Entries from a dataset of interfaces:
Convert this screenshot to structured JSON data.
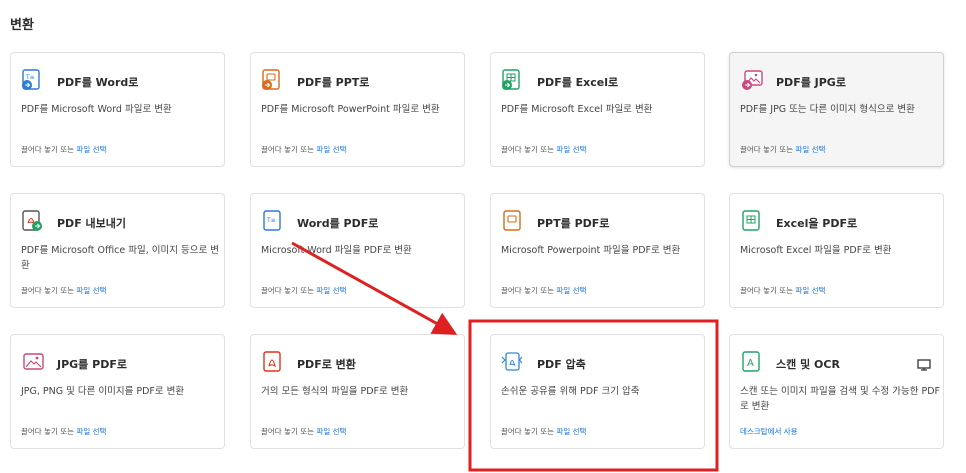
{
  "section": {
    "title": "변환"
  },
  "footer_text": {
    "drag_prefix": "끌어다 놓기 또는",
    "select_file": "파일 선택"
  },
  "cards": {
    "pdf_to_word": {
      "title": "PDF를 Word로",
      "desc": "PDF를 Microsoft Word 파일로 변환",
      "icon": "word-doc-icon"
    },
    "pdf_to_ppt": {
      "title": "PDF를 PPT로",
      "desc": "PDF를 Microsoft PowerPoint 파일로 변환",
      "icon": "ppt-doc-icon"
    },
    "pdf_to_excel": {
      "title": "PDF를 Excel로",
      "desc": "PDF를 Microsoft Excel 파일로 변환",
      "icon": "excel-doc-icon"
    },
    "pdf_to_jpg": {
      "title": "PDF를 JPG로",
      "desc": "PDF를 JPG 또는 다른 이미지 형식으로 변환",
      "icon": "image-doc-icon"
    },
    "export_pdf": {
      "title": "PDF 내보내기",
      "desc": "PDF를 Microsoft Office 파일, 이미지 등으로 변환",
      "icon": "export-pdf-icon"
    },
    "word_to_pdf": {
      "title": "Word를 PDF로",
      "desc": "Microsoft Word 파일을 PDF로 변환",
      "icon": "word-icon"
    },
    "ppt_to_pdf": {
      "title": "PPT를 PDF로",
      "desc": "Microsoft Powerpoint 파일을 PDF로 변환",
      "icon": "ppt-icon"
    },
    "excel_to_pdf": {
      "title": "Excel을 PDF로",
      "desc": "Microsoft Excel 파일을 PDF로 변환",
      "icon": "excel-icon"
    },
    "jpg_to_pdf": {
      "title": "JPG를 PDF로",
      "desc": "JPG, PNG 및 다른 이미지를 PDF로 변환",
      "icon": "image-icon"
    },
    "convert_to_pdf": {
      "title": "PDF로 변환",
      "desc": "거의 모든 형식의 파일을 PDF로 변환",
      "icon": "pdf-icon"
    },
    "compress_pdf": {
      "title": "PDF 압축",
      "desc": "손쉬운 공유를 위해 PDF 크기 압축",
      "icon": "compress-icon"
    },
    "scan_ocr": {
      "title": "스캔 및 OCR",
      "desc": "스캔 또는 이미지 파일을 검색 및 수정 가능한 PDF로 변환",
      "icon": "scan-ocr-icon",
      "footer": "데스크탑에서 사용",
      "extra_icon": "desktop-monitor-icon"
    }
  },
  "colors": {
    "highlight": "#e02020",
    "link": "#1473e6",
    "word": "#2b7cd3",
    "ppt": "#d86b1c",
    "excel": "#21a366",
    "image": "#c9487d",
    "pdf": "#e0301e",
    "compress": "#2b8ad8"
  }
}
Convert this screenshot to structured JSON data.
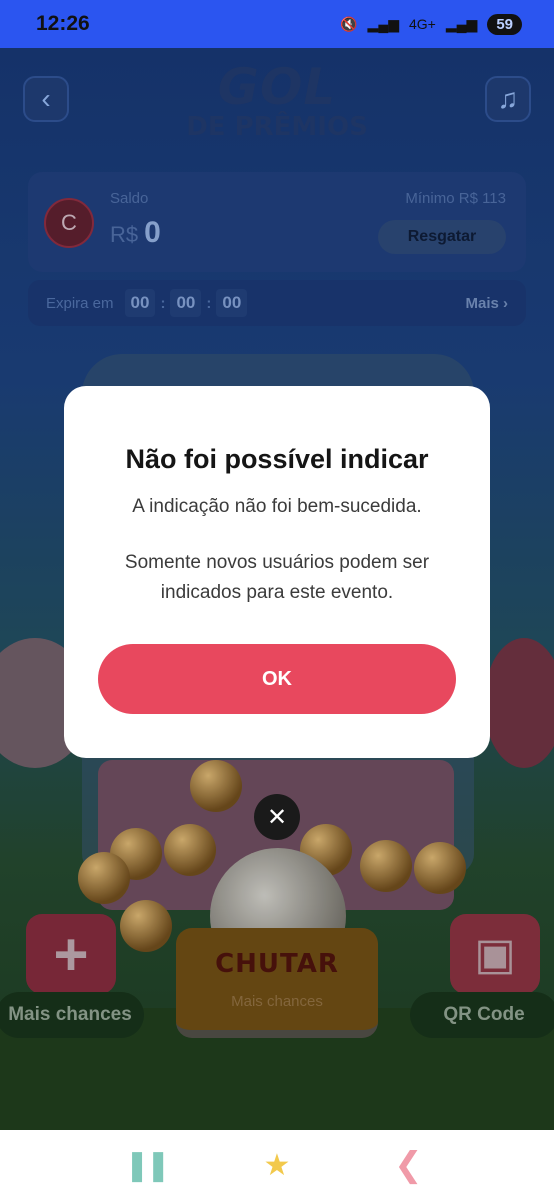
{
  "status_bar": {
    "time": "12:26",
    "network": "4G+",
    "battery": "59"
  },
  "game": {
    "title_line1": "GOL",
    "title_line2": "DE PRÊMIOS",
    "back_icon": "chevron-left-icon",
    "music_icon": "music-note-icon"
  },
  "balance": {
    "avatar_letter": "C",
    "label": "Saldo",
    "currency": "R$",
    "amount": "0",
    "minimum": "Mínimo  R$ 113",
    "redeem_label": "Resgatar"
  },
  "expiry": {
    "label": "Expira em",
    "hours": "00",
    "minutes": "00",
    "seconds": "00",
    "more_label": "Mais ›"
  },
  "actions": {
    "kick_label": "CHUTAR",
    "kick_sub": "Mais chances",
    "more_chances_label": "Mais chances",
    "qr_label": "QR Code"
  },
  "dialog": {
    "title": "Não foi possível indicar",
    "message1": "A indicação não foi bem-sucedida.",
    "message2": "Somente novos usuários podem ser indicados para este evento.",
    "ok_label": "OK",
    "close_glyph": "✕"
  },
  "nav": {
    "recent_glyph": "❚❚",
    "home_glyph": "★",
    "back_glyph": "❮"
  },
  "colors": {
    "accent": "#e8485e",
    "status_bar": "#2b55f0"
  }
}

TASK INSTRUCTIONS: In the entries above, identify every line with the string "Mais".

OUTPUT FOR THIS EXERCISE:
    "more_label": "Mais ›"
    "kick_sub": "Mais chances",
    "more_chances_label": "Mais chances",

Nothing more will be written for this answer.